The idea was to develop an economically viable model for large-scale farmers who could invest in building a pond in only 10th or 20th part of their farmland. The water collected in these ponds for irrigation purposes would then not only benefit them, but also the small farmers around. So, by calculating the need of water required depending on the farm size, the officer made personalised proposals for digging ponds.
“Big farmers usually use 90 per cent of the water available in a region, and by motivating them to recharge the ground level through these ponds is one of the swiftest methods of conserving water. It also works like a natural cycle of social justice, where they give back to the region what they had used for years. Also, these farmers with bigger land holdings were in a better position to invest in building ponds and become role models to smaller and marginal farmers,” adds Umrao.
So, the next step of the Dewas model was the creation of Bhagirath Krishi Abhiyaan (named after the mythological water hero Bhagirath who brought down the Ganges to the earth), by transforming the farmers into role models or agents of change.
Pop Singh was one of the first in this movement of transformation.
Umrao recalls that he faced a number of hurdles on the way.
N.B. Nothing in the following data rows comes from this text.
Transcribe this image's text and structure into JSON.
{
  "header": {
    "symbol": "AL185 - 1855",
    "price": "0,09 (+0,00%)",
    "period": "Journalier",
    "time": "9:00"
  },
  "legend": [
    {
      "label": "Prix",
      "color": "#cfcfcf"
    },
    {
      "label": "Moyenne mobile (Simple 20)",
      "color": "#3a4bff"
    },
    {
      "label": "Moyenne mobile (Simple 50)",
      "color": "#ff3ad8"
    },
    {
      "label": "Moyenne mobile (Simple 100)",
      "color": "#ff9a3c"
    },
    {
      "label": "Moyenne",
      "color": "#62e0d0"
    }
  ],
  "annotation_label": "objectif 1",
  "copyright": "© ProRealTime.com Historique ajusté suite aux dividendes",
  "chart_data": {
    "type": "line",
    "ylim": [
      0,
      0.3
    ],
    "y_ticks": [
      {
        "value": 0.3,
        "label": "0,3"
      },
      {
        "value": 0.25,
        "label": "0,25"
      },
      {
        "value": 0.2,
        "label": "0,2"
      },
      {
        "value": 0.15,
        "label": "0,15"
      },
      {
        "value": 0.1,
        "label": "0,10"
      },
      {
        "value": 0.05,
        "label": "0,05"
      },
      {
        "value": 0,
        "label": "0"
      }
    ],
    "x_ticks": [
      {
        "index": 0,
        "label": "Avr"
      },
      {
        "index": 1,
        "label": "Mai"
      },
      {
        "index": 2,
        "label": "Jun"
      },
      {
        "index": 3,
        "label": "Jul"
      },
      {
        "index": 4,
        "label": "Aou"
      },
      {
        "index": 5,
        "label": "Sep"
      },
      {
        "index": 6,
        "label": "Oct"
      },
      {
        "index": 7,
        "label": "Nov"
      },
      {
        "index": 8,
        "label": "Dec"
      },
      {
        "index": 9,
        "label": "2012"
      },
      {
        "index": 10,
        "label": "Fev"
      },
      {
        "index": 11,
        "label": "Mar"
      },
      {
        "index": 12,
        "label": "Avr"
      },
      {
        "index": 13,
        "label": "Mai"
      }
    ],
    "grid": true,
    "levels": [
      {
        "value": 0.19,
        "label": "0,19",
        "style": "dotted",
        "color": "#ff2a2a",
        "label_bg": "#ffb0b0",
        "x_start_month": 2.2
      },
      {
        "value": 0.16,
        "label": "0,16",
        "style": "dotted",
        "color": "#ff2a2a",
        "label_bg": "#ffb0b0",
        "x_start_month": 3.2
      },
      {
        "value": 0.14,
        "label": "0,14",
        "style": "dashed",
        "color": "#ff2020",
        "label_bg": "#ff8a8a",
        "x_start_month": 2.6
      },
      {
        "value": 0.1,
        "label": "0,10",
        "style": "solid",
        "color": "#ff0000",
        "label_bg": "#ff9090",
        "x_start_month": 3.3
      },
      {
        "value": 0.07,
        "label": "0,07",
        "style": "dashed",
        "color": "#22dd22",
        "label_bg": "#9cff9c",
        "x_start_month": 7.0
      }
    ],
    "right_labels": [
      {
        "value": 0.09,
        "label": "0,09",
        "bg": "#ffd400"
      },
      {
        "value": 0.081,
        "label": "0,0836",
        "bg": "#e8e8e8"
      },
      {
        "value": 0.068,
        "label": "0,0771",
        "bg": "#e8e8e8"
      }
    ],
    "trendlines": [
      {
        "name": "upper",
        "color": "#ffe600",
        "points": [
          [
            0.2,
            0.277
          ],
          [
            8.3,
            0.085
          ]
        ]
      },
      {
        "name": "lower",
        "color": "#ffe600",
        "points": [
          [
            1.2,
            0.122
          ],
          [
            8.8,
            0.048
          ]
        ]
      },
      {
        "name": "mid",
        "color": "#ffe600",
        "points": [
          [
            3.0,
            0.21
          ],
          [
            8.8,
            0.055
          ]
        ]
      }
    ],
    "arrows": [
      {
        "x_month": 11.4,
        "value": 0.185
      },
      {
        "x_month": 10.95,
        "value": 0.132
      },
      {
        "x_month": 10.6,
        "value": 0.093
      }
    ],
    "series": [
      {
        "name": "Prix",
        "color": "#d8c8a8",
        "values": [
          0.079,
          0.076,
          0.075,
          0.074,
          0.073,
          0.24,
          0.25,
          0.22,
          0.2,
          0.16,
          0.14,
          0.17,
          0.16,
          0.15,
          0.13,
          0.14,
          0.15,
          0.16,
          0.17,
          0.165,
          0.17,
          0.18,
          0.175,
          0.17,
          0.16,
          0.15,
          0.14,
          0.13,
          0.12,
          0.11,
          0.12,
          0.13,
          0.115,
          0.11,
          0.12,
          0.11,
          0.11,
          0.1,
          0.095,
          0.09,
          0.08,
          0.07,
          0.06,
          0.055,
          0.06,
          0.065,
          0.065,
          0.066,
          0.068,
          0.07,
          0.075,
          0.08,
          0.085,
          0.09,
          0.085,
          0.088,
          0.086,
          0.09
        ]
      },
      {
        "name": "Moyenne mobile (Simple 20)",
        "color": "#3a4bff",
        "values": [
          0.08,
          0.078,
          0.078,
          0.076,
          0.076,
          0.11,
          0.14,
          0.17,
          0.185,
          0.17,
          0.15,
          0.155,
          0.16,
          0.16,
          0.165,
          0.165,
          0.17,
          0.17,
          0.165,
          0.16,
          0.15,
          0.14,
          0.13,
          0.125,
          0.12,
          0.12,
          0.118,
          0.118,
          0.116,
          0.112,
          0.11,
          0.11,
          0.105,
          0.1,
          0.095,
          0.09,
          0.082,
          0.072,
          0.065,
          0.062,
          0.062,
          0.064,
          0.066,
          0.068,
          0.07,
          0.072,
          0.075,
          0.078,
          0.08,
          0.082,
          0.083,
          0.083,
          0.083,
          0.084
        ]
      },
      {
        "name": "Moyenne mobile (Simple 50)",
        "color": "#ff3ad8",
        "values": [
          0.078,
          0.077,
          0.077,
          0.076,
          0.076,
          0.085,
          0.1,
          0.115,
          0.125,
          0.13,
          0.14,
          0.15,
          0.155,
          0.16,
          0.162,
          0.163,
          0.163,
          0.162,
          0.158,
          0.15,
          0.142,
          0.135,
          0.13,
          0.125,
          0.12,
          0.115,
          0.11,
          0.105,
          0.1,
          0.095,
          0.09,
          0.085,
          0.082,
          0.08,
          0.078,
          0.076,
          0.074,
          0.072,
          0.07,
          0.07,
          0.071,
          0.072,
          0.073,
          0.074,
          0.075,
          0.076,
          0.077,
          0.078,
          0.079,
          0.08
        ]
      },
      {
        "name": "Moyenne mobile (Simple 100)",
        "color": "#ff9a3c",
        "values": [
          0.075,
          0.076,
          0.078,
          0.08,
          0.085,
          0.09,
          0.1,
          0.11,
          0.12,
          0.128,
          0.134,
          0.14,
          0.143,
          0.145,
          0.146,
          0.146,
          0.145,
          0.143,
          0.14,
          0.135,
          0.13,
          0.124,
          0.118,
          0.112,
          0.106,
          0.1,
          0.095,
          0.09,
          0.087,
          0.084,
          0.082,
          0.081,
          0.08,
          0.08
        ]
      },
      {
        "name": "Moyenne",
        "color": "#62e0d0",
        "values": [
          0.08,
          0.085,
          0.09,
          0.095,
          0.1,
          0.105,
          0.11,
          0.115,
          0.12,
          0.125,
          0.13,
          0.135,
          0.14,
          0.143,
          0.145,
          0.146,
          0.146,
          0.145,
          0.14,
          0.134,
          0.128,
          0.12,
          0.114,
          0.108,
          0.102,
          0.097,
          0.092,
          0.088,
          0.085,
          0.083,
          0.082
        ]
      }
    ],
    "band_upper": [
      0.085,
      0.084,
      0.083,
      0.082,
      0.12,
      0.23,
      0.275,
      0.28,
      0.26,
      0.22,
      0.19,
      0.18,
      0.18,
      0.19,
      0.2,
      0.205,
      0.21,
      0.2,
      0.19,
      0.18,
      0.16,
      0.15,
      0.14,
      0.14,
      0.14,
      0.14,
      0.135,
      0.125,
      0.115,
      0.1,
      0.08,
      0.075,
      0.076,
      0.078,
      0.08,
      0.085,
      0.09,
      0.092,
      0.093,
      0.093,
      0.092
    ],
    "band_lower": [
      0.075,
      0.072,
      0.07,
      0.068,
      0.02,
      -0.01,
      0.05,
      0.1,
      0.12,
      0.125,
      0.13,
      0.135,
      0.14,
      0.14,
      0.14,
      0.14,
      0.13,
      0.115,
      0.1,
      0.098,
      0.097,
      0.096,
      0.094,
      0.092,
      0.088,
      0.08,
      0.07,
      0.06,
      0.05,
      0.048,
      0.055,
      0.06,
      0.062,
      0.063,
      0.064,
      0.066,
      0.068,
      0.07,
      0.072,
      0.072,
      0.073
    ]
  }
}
The first one was getting a loan. At the time, getting a bank loan to dig a pond was something no one would have imagined.
“I was the one to send Pop Singh to the bank for a loan. But, after he was literally thrown out and insulted, I intervened and was told that no bank in the country had, until then, offered loans for digging ponds. Finally, another bank agreed but at a prime lending rate of 17-18 per cent. Pop Singh agreed, and in a few years, not only did he pay it all off, but his income grew from a few thousand to almost Rs 40 lakh a year,” says Umrao. He adds, that digging for the smallest pond (minimum half a bigha) would be an investment of about Rs 1.5 lakh or Rs 2 lakh.
Another aspect that IAS Umaro concentrated was to ensure a shorter break-even time period. According to him, for projects like these it usually takes 20 years to breakeven. “But, I wanted to ensure that they get the returns in less than 3 years. For that, the scheme helped the farmers take three crops instead of one. Also, the continuous recharging of the groundwater helped them to fight drought effectively,” he says.
A Succession of Successes
Pop Singh’s success story, one of the firsts then, resonated with thousands of other farmers in the region. Not only did his pond end water scarcity in his area, raise the ground water level, but also motivated other large farmers to join in. Soon word spread to nearby districts like Vidisha, Ratlam, Mandsaur, Ujjaina and Raisen, where farmers adopted the same model. Seeing the success rate, more banks began to provide loans to smaller farmers and at lower rates as well.
“Now, when you enter the villages in the area, it’s a surprising sight to behold. From thousands of functional tube wells, pucca houses to expensive cars, these villages are filled with signs of prosperity,” adds Umrao.
Further, owing to its transformed ecosystem, these villages have emerged to become hotbeds for migratory birds like Siberian cranes, butterflies, etc.
Since then, IAS Umrao has been sharing this model with other states as well, including the drought-prone Bundelkhand area in Uttar Pradesh, and Marathwada in Maharashtra. Meanwhile, other regions like Latur and Chandrapur have already adopted it.
Its success motivated the Madhya Pradesh government to create mass impact in 2008 by adopting the Dewas model under the name, Balram Talab Yojana. In 2011-12, it was selected by the United Nations as one of the three top water management practices globally!
“People don’t realise this, but land is not the most important element for farming, its water. And, adequate supply of water can truly transform lives. Dewas is a living example of how years of environmental degradation can be healed with the right approach, innovation and perseverance,” concludes the water warrior of Dewas, IAS Umakant Umrao.
(Edited by Saiqua Sultan)